Entries from a dataset of interfaces
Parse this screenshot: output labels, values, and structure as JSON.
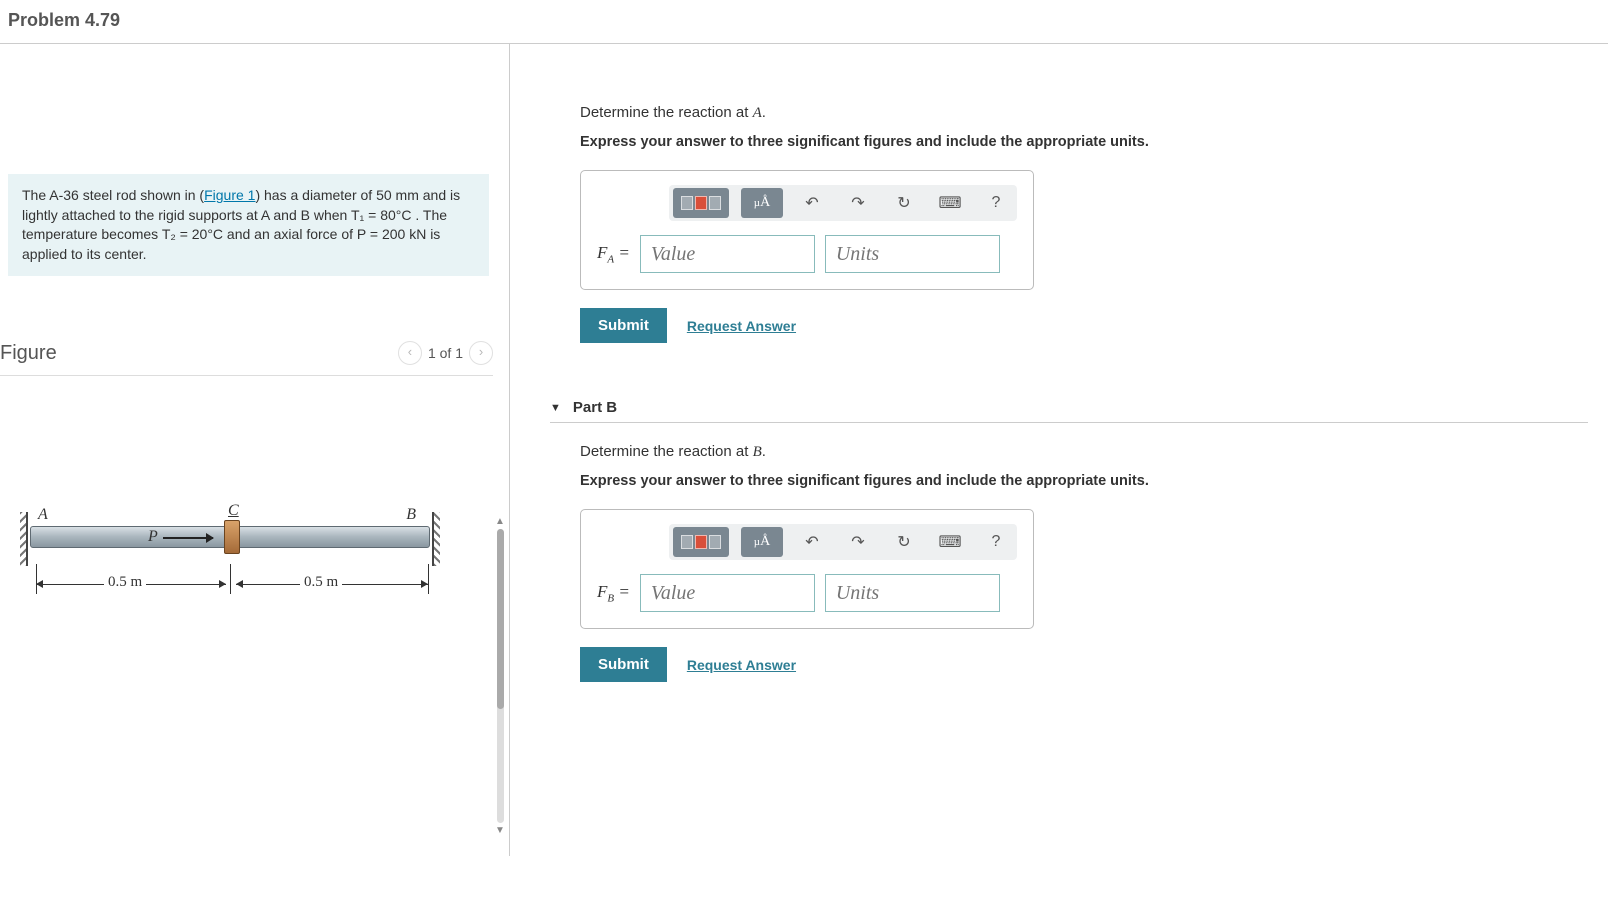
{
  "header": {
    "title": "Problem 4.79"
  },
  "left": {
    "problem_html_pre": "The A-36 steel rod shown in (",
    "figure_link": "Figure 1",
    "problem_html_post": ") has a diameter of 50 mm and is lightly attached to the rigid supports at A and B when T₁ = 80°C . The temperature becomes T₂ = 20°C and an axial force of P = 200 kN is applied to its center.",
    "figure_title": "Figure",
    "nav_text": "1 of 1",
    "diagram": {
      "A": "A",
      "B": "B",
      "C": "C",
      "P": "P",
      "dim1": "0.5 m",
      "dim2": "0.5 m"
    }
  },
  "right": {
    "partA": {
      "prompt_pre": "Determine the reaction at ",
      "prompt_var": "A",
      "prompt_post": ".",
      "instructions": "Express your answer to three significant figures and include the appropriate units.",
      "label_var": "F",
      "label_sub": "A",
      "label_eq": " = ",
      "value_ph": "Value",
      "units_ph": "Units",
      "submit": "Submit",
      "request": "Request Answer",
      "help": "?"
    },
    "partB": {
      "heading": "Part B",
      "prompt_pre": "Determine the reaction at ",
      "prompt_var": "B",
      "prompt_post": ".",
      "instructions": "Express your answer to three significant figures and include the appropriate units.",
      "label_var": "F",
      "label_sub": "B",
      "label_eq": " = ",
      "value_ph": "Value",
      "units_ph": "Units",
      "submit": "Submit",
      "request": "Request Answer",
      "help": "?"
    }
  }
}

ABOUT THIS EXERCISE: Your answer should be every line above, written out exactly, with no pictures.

OUTPUT OF THE EXERCISE:
Parse this screenshot: output labels, values, and structure as JSON.
{
  "header": {
    "title": "Problem 4.79"
  },
  "left": {
    "problem_html_pre": "The A-36 steel rod shown in (",
    "figure_link": "Figure 1",
    "problem_html_post": ") has a diameter of 50 mm and is lightly attached to the rigid supports at A and B when T₁ = 80°C . The temperature becomes T₂ = 20°C and an axial force of P = 200 kN is applied to its center.",
    "figure_title": "Figure",
    "nav_text": "1 of 1",
    "diagram": {
      "A": "A",
      "B": "B",
      "C": "C",
      "P": "P",
      "dim1": "0.5 m",
      "dim2": "0.5 m"
    }
  },
  "right": {
    "partA": {
      "prompt_pre": "Determine the reaction at ",
      "prompt_var": "A",
      "prompt_post": ".",
      "instructions": "Express your answer to three significant figures and include the appropriate units.",
      "label_var": "F",
      "label_sub": "A",
      "label_eq": " = ",
      "value_ph": "Value",
      "units_ph": "Units",
      "submit": "Submit",
      "request": "Request Answer",
      "help": "?"
    },
    "partB": {
      "heading": "Part B",
      "prompt_pre": "Determine the reaction at ",
      "prompt_var": "B",
      "prompt_post": ".",
      "instructions": "Express your answer to three significant figures and include the appropriate units.",
      "label_var": "F",
      "label_sub": "B",
      "label_eq": " = ",
      "value_ph": "Value",
      "units_ph": "Units",
      "submit": "Submit",
      "request": "Request Answer",
      "help": "?"
    }
  }
}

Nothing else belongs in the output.